CASFS + TimescaleDB Upload Speed Research

April 26, 2021


The CASFS + Timescale Research Project was conducted to explore the speed and efficiency of inserting large amounts of data into a TimescaleDB SQL database hosted on CASFS. TimescaleDB is an open-source relational database for time-series data. It runs on top of PostgreSQL. The data being used in this research is time-sequential financial data daily files, with each of them having 2,229,120 rows and 19 columns. There were two different uploading methods tested in this experiment. The first was upserting the data using the package Pangres, while the second was copying the data using Timescale-parallel-copy. The Pangres package used PostgreSQL's insert function while the Timescale-parallel-copy method took advantage of PostgreSQL's built-in copy function used for bulk inserting data. Other variables tested during research were parallel vs serial processing, number of cores, local or non-local server/data relationship, number of workers, upload origin, and upload method.

About the Research

As previously mentioned, the size of the financial data files were kept consistent throughout the term of the project. Pandas was used to process the data before inserting the data into the database.

The Pangres package allows for easy insertion from Pandas dataframes into PostgreSQL databases using their upsert method. The upsert method takes advantage of Postgres' insert function and handles issues like duplicates, adding missing columns, and datatypes. The results of using the Pangres upsert method are below:



Upload Origin

Cores

Ram

Workers

Upload Method

Parallel Processing

Server_data relationship

Time (minutes)

Python Notebook

8

64

1

Pangres

No

none

14.23


Referencing the chart above, you can see that Pangres took on average 14.23 minutes or 853.8 seconds. This is quite a long time, especially with the computing power used.

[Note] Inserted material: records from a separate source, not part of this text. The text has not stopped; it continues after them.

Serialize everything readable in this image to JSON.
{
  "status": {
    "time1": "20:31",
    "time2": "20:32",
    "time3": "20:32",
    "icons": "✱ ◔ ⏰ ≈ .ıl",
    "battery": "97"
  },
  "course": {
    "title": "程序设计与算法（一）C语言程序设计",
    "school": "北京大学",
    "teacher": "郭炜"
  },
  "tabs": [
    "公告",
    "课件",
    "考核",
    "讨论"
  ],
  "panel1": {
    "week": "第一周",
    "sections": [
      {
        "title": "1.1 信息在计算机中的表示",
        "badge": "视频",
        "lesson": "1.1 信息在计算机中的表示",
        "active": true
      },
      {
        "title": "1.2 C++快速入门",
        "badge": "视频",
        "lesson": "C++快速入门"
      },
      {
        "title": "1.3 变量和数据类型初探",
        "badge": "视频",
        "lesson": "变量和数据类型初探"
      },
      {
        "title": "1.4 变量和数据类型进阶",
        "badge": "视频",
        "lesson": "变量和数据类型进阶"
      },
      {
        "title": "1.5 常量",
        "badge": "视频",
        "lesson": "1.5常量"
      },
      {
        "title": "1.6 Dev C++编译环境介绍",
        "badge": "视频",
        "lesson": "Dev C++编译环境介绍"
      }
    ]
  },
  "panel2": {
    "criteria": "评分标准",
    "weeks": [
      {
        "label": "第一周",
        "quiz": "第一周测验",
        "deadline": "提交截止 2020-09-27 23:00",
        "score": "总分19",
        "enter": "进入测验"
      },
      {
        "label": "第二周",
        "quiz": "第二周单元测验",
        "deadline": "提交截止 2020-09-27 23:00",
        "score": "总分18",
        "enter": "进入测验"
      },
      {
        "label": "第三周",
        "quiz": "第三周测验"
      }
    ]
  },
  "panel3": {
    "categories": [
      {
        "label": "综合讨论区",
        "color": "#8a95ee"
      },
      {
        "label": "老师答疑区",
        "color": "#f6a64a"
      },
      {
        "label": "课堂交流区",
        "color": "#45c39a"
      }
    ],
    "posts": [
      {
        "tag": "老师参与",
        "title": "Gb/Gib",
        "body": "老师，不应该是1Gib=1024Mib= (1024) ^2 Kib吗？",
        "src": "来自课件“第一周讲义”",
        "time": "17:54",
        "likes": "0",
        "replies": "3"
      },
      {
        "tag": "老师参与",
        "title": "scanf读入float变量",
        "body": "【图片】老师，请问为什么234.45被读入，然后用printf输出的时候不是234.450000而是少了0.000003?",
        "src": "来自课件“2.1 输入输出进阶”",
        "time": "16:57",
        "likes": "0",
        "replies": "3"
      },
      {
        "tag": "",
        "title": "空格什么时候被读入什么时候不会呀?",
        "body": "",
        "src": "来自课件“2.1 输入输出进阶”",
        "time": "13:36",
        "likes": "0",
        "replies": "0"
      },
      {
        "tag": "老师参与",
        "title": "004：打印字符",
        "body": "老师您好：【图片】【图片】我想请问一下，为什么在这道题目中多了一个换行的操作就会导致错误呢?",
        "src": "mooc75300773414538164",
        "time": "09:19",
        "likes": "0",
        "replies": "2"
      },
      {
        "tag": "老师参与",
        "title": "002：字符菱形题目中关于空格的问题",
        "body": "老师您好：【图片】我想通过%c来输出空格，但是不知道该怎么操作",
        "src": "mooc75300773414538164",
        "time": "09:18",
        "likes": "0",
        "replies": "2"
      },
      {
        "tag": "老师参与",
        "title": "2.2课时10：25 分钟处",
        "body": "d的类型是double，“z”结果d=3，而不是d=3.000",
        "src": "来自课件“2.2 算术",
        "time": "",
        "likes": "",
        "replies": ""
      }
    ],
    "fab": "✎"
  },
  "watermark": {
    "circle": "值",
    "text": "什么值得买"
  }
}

We then decided to explore other methods on other pieces of hardware to see if we could optimize this upsert time.


New Methods

One new method we looked into was Timescale-parallel-copy, this is, "a command line program for parallelizing PostgreSQL's built-in copy functionality for bulk inserting data into TimescaleDB." First, we tested where the server-data relationship is local. This means the TimescaleDB database is in a docker container running on the same server as the Python script. Inserting the exact same set of data took on average exactly 60 seconds or 1 minute. This is a drastic increase in efficiency compared to using the Pangres package to insert the data. The variables are stated in the chart below:


Upload Origin

Cores

Ram

Workers

Upload Method

Parallel Processing

Server_data relationship

Time (minutes)

Command Line

8

64

1

Timescale-p arallel-copy

No

local

1.00


Taking note of our extensive progress, we thought implementing parallel processing would further decrease the time it took to run. We then tried implementing Ray processing, an open source framework for parallel and distributed computing in Python. Keeping all things equal, except for implementing the Ray processing library and increasing the workers by 1, we ran the test. It ran in 21 seconds or 0.35 minutes. As we can see, another drastic increase in efficiency occurred by implementing parallel processing. The results are as follows:


Upload Origin

Cores

Ram

Workers

Upload Method

Parallel Processing

Server_data relationship

Time (minutes)

Command Line

8

64

2

Timescale-p arallel-copy

Yes

local

0.35


We also tested increasing the number of workers from 2 to 4, and then to 6, while keeping everything else the same. Switching from 2 to 4 workers showed an increase in efficiency taking only 14 seconds opposed to 21 seconds. However, when we switched from 4 to 6 workers, it yielded the same results, signifying a plateau in efficiency.


Changing Server-Data Relationship

The last change we made was setting up a TimescaleDB on a separate server and running it persistently. This is described in the variable "Server_data relationship" which will now be "not local." With this change in place, we kept everything else the same besides changing the amount of workers. After trying 1, 2, 4, 6, and 8 workers, we found having 8 workers was the most efficient. The test ran in 8 seconds or 0.13 minutes. The results are as follows:


Upload Origin

Cores

Ram

Workers

Upload Method

Parallel Processing

Server_data relationship

Time (minutes)

Command Line

8

64

8

Timescale-p arallel-copy

Yes

Not local

0.13



Conclusion

By conducting this research, we were able to improve on Pangres' upsert method 99.1%, going from 14.23 minutes to 0.13 minutes, by using TimescaleDB's parallel copy functionality and implementing Ray's parallel processing. In other terms, we were able to copy 278,640 rows per second. This was in the range of TimescaleDB's self-reported insertion performance times, which was between 100K and 400K rows per second. This demonstrates that CASFS was able to match the reported speeds of TimescaleDB and its overall potential to integrate any database into our service. Overall, the first thing we determined is that when upserting large amounts of data, using the built in "copy" function is way more efficient. In our case, we used the Timescale-parallel-copy package. We also determined that using parallel processing with a large amount of workers can drastically decrease the insert time of time-sequential data into a postgres database, and more specifically, TimescaleDB.